The artist, Peter Eisenman, was given the heavy task of producing a memorial to honour the 6 million Jews murdered in WWII. It is controversial because some think that all of these concrete slabs don’t accurately represent the individual lives of so many people and that it should also honour all of those affected by the war, not solely the Jewish. For the artist he apparently wanted to make something that was uneasy and confusing, leaving the interpretation up to each individual, allowing you to take with you your own experience. The rows of concrete are ordered from small to tall to small again and appear to go on forever. Once you are in the thick of it, it’s like a maze of varied tricks of the light; it almost looks like there are 6 million gravestones surrounding you. For me I thought this was a mesmerising and wonderful memorial, I would hear voices and look to find people around me who then suddenly disappeared behind another row of columns, creating the feeling of being surrounded by ghosts and emphasising the reality that life is as easy as being there one second and being lost forever the next. This is one of several places in Berlin that physically gave me chills. I visited this memorial on my first full day in Berlin and my eyes were opened wide to a history that I realised I had only scratched the surface of.
I had always heard great things about the city of Berlin but most of these comments revolved around the exciting and edgy nightlife. I hadn’t heard anybody talk about all of the fascinating historical facets of each part of the city. It wasn’t until doing a Fat-Tire bike tour that I realised how much there was to learn about this city. Our guide, cheerful and humorously British Sophie, had been doing these tours for three years now and knew absolutely everything about Berlin’s broken and devastating history and it’s now modern alternative uprising. I never realised that Germany really was a country on it’s knees after WWI. I never realised that the Berlin Wall was secretly erected in the middle of the night unbeknownst to many thousands of Berlin citizens until they were met with a border of barbed wire as they tried to go to work in the morning. I never realised that Einstein was a professor at Humboldt University and he watched his own students burn his books in the middle of the square. I never realised that the Soviets had a corrupt prison in East Berlin for anti-communists and other political prisoners up until the year 1990. I never realised that Hitler’s bunker is now under a very plain, very ordinary car park with a Chinese restaurant at one end, a gay friendly men’s only sauna at the other and a Jewish memorial directly across the street. I never realised how broken this city really was.
This prompted the need for a schedule (very unusual for me) as there is just so much to do, see and learn in this city and I get the feeling that no matter how much time you spend here it will never be enough. My friend and I made a plan to factor in as many historical and cultural things as possible in the three short days that we had here. The amazing thing about Berlin is that a lot of the historical sites are either free or very cheap so you can afford to do it all. We needed to see the German History Museum, the DDR (communist) Museum, the STASI prison, the Topography of Terror (about the destruction of Warsaw), the Eastside Gallery (longest piece of the wall still standing), the preserved no mans land in Bernauer Strasse, the Jewish memorial museum and many more we couldn’t fit in the schedule. We also needed to see the Turkish markets, the food hall markets, and the second hand shops and to try the famous Berlin currywurst! These really were three intensive days of education, fascination and cultural cultivation. We didn’t even get to try the famous night life as we were too immersed in our need to learn it all.

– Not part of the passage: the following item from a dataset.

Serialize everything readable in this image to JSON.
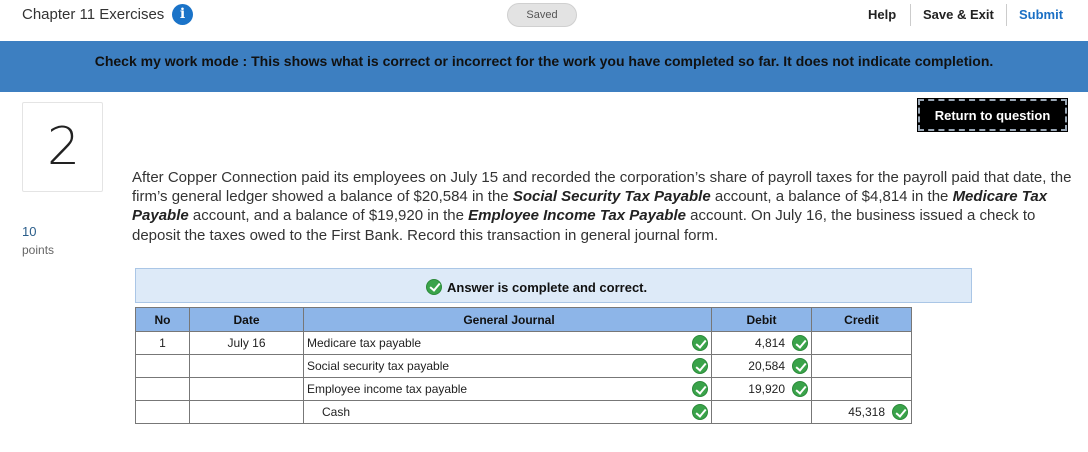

I think I have to go as far as saying that Berlin has been my favourite city of all time. Coming from isolated New Zealand I had always learnt the basic history of WWII through school and I was always interested in movies and books that were based on this time period but I don’t think that I ever truly understood the extent of the devastation and I could never really empathise with those whose lives were affected by this heart breaking misuse of power. It wasn’t until actually being in a city like Berlin and seeing and more importantly feeling the history that I feel I can have some sort of understanding of what went on and how and why. I am now more hungry than ever to explore this face of history further, I think especially my generation cannot fathom or begin to comprehend the devastations of war or true hardships such as those faced by the human beings who lived and died through both world wars. Because of this privilege that we have of living in a free society I think it is necessary for me to broaden my mind by delving in to the history books and educating myself on this broken history. So far I have only gently blown the cover free of dust, now I need to turn the first tattered page. ¡viva my awakening in Berlin!